Supplied material below:

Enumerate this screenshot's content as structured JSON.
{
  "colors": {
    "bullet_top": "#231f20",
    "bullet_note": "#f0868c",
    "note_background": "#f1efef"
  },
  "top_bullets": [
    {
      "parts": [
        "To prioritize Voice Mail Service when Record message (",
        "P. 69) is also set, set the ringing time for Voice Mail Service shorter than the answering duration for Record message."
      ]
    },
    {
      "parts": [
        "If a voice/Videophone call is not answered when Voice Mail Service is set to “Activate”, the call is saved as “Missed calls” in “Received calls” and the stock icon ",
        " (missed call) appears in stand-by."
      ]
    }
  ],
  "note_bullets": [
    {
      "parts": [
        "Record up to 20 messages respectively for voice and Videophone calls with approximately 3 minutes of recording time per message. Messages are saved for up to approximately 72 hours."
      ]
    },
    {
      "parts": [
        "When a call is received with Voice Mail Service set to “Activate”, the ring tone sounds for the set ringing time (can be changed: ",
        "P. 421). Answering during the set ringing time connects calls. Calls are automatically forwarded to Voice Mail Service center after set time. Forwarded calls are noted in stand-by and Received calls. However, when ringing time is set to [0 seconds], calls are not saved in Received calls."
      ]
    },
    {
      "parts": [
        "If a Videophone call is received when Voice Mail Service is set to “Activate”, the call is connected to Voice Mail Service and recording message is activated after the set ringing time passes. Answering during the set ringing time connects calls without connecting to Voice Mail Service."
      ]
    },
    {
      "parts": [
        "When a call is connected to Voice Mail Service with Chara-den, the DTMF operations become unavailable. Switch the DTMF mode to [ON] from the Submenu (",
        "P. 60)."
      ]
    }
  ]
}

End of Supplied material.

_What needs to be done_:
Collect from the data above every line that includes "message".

_Task solution_:
        "To prioritize Voice Mail Service when Record message (",
        "P. 69) is also set, set the ringing time for Voice Mail Service shorter than the answering duration for Record message."
        "Record up to 20 messages respectively for voice and Videophone calls with approximately 3 minutes of recording time per message. Messages are saved for up to approximately 72 hours."
        "If a Videophone call is received when Voice Mail Service is set to “Activate”, the call is connected to Voice Mail Service and recording message is activated after the set ringing time passes. Answering during the set ringing time connects calls without connecting to Voice Mail Service."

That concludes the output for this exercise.